(Entries from a dataset of interfaces)
^^^^

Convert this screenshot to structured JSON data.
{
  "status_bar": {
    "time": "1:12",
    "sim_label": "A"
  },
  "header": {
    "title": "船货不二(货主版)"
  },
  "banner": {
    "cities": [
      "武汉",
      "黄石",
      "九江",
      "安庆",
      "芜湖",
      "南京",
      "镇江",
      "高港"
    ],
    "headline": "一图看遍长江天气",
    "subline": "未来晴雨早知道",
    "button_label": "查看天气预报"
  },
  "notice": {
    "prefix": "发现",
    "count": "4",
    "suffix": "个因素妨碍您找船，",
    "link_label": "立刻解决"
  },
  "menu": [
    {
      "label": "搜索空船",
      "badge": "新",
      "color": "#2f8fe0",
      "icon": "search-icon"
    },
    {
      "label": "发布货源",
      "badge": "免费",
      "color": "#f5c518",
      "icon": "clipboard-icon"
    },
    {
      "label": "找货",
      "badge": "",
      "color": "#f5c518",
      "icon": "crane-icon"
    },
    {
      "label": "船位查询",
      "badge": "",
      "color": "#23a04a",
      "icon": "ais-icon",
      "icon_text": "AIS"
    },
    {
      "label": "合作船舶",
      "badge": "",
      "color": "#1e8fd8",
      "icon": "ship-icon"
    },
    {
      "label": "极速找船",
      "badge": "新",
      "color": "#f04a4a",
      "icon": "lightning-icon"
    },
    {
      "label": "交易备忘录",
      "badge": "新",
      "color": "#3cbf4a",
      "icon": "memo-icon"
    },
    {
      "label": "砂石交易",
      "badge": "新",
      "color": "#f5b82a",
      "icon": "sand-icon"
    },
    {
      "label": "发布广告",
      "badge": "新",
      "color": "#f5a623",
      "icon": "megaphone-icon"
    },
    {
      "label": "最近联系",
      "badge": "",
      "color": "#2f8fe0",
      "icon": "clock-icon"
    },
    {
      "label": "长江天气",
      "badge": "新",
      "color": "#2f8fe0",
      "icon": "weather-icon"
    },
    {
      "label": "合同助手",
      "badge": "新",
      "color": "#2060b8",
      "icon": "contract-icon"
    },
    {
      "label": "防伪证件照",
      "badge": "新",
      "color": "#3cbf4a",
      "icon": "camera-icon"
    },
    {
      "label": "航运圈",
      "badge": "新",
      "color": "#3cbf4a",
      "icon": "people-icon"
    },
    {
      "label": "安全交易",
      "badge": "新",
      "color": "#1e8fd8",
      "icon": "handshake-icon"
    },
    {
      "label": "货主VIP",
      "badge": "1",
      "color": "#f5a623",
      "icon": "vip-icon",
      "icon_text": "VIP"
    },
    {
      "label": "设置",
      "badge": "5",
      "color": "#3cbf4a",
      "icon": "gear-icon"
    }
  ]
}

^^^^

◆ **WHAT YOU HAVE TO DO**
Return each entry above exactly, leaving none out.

◆ **RESULT OF THIS TASK**
Convert this screenshot to structured JSON data.
{
  "status_bar": {
    "time": "1:12",
    "sim_label": "A"
  },
  "header": {
    "title": "船货不二(货主版)"
  },
  "banner": {
    "cities": [
      "武汉",
      "黄石",
      "九江",
      "安庆",
      "芜湖",
      "南京",
      "镇江",
      "高港"
    ],
    "headline": "一图看遍长江天气",
    "subline": "未来晴雨早知道",
    "button_label": "查看天气预报"
  },
  "notice": {
    "prefix": "发现",
    "count": "4",
    "suffix": "个因素妨碍您找船，",
    "link_label": "立刻解决"
  },
  "menu": [
    {
      "label": "搜索空船",
      "badge": "新",
      "color": "#2f8fe0",
      "icon": "search-icon"
    },
    {
      "label": "发布货源",
      "badge": "免费",
      "color": "#f5c518",
      "icon": "clipboard-icon"
    },
    {
      "label": "找货",
      "badge": "",
      "color": "#f5c518",
      "icon": "crane-icon"
    },
    {
      "label": "船位查询",
      "badge": "",
      "color": "#23a04a",
      "icon": "ais-icon",
      "icon_text": "AIS"
    },
    {
      "label": "合作船舶",
      "badge": "",
      "color": "#1e8fd8",
      "icon": "ship-icon"
    },
    {
      "label": "极速找船",
      "badge": "新",
      "color": "#f04a4a",
      "icon": "lightning-icon"
    },
    {
      "label": "交易备忘录",
      "badge": "新",
      "color": "#3cbf4a",
      "icon": "memo-icon"
    },
    {
      "label": "砂石交易",
      "badge": "新",
      "color": "#f5b82a",
      "icon": "sand-icon"
    },
    {
      "label": "发布广告",
      "badge": "新",
      "color": "#f5a623",
      "icon": "megaphone-icon"
    },
    {
      "label": "最近联系",
      "badge": "",
      "color": "#2f8fe0",
      "icon": "clock-icon"
    },
    {
      "label": "长江天气",
      "badge": "新",
      "color": "#2f8fe0",
      "icon": "weather-icon"
    },
    {
      "label": "合同助手",
      "badge": "新",
      "color": "#2060b8",
      "icon": "contract-icon"
    },
    {
      "label": "防伪证件照",
      "badge": "新",
      "color": "#3cbf4a",
      "icon": "camera-icon"
    },
    {
      "label": "航运圈",
      "badge": "新",
      "color": "#3cbf4a",
      "icon": "people-icon"
    },
    {
      "label": "安全交易",
      "badge": "新",
      "color": "#1e8fd8",
      "icon": "handshake-icon"
    },
    {
      "label": "货主VIP",
      "badge": "1",
      "color": "#f5a623",
      "icon": "vip-icon",
      "icon_text": "VIP"
    },
    {
      "label": "设置",
      "badge": "5",
      "color": "#3cbf4a",
      "icon": "gear-icon"
    }
  ]
}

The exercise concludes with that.